There have been few genetic linkage studies related to alcohol abuse. Third, an association between alcoholism and a gene that regulates the number of a type of dopamine receptors in the brain has been studied. One study revealed a relationship between the presence of the gene not only in alcoholics, but also in other disorders such as autism and Tourette’s syndrome. The presence of this particular gene, while not uniquely specific for alcoholism, may cause an alteration in the brain’s dopamine system that somehow contributes to alcohol abuse. Studies in this biological field began using selective breeding amongst animals. The results do show that alcohol tolerance, the actions of alcohol, alcohol preference and alcohol physical dependence can be affected by genetics.
One study found a high rate of alcohol abuse between identical twins over fraternal twins. Interestingly studies found that identical male twins are more frequent in cases of alcohol abuse and dependence than that of fraternal male twins. The same results were found in identical female twins as well. Adoption studies have also supported the role of inheritable factors concerning alcoholism. Researchers studied male and females that were adopted, comparing them with non-adopted siblings. Both males and females of alcoholic and non-alcoholic parents were also studied. The children of alcoholic parents is four times as likely to become alcoholic than one with non-alcoholic parents, even if the children were adopted and raised in non-alcoholic families. Furthermore being raised by a biological alcoholic parent did not increase the likelihood of developing alcoholism.
This is substantiated by several cases that I personally know of where the person experienced problems with alcohol despite being raised by parents who never drank and provided love and support towards the person. Another source of biological existence suggests that high risks candidates for alcoholism have instability in their nervous system that can be calmed by drinking alcohol. Studies proved that sons of alcoholic fathers are less able to hold their body still when asked to stand at attention, compared to sons of non-alcoholic fathers. People who come from non-alcoholic parents tend to sway more than those from alcoholic parents do. Medical studies suggest that patients who have an inherited disorder, ‘familial essential tremor’, in which their hands shake, are more likely to abuse alcohol. When they drink alcohol their tremors vanish.
SUMMARY: Alcohol abuses and alcoholism is as much as a problem today as it has ever been in the past.

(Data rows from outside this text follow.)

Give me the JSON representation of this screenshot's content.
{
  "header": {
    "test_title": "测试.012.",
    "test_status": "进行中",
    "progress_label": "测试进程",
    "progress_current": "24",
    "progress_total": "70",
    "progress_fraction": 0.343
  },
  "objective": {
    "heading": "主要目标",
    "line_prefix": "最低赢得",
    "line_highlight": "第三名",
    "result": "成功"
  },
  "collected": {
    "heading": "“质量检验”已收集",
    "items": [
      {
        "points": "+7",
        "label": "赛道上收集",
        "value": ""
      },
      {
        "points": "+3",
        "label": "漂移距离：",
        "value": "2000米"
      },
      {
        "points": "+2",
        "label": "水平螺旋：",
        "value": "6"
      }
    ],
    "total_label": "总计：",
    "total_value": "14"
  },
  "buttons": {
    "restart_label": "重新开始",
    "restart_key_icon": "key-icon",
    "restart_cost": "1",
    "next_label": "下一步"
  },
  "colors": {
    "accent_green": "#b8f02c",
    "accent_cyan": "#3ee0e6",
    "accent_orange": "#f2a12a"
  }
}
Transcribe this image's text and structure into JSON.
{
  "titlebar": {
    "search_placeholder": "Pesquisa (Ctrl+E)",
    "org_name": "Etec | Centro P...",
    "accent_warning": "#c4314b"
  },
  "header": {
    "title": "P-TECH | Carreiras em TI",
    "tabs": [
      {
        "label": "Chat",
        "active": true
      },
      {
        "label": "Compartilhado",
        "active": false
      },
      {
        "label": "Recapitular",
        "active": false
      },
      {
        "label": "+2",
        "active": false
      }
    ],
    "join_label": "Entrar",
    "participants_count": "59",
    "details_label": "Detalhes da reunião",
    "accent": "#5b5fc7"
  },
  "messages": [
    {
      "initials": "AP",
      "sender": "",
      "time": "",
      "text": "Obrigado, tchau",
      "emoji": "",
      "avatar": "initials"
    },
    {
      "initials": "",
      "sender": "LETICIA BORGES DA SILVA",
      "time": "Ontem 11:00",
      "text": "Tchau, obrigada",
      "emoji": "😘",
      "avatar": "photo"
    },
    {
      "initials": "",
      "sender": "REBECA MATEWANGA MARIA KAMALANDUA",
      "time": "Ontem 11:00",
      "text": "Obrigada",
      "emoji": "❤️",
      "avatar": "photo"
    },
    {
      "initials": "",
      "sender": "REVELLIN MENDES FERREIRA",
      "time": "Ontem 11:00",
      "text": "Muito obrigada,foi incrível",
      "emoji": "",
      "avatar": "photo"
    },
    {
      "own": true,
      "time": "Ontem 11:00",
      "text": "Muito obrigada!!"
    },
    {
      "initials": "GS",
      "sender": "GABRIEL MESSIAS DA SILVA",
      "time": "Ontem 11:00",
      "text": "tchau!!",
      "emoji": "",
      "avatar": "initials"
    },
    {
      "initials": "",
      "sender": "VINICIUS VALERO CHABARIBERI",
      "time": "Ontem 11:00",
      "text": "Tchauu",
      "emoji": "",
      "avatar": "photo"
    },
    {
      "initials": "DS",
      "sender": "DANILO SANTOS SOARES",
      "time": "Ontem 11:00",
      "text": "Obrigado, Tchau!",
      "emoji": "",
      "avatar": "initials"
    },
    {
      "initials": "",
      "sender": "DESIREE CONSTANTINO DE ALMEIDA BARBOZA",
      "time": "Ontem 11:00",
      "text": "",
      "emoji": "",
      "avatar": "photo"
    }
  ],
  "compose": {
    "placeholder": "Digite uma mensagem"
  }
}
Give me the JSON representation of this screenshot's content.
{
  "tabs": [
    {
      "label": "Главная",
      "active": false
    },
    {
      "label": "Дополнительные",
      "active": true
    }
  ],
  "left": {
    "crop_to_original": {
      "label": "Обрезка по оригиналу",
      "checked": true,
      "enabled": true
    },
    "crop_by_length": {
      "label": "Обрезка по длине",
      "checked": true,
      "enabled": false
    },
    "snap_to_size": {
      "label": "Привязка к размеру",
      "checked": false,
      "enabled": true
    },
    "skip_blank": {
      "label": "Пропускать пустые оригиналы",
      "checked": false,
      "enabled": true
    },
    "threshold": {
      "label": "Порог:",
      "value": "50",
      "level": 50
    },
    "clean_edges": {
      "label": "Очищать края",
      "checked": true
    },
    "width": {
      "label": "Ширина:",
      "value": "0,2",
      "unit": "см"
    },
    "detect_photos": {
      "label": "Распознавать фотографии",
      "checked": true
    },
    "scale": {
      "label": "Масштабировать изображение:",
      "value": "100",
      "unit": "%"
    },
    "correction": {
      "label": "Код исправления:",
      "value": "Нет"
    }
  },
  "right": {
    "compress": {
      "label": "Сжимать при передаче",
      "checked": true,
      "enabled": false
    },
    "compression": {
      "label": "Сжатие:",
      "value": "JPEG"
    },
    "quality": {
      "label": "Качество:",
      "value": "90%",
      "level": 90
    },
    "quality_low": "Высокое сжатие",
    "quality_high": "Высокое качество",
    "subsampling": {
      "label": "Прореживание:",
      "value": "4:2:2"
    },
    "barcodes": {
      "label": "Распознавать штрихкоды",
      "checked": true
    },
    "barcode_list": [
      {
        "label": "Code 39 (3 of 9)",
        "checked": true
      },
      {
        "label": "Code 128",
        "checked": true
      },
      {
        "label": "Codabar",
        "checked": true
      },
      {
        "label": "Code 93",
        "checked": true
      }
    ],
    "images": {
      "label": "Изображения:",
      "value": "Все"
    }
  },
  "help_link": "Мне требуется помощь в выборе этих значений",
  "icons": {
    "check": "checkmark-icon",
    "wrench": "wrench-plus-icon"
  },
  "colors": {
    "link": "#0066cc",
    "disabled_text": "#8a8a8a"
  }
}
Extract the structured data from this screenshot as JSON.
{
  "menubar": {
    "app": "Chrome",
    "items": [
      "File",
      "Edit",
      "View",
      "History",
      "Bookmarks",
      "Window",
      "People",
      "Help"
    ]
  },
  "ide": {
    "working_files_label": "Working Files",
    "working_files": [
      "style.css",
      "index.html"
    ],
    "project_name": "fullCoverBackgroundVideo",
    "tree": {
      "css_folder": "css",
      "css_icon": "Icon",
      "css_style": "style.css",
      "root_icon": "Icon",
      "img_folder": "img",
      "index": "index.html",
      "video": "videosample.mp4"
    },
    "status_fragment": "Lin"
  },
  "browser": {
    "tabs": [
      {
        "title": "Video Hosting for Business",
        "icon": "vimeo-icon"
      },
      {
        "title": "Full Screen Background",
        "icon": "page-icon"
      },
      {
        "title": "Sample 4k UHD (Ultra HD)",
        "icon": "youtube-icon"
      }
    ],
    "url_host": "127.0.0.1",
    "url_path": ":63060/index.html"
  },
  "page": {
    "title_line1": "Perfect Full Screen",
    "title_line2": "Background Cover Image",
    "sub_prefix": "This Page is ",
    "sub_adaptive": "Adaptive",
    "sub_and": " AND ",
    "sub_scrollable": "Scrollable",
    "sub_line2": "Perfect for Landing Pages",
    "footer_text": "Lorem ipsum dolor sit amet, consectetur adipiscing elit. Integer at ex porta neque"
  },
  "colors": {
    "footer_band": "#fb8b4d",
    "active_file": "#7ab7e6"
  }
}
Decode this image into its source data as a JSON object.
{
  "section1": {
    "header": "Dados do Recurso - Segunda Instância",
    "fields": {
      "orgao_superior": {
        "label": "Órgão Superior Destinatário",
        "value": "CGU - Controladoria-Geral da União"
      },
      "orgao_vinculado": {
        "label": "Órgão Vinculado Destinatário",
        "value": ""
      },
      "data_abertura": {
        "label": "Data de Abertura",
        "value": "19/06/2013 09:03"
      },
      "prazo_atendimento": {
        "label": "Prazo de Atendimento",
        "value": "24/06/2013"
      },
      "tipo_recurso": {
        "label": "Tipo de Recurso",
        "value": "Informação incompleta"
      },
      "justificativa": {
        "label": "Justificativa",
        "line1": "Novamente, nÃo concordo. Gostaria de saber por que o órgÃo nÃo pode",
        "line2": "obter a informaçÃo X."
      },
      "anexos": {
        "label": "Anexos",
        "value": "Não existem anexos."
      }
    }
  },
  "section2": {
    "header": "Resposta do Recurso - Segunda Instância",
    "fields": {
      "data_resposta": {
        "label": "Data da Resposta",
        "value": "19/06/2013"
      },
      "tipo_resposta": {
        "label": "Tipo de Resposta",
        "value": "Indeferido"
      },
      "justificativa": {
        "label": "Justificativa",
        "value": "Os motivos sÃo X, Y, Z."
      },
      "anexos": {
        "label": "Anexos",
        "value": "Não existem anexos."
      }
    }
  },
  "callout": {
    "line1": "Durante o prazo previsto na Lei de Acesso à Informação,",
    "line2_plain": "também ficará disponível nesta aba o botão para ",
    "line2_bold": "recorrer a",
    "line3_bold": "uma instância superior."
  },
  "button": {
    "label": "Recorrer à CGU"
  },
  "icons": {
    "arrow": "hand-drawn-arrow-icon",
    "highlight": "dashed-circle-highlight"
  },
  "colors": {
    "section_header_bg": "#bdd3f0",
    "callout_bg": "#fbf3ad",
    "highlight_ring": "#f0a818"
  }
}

Alcoholism effects each individual differently. Therefore, everyone who abuses alcohol doesn’t become an alcoholic, but it is still important to understand the factors that are involved. Factors derive from biological, psychological, physiological, social and cultural fields of exploration. Alcoholism is a leach that sucks the life from an individual, families, and society.
It turns people’s lives into a world of depression and loneliness. Psychology.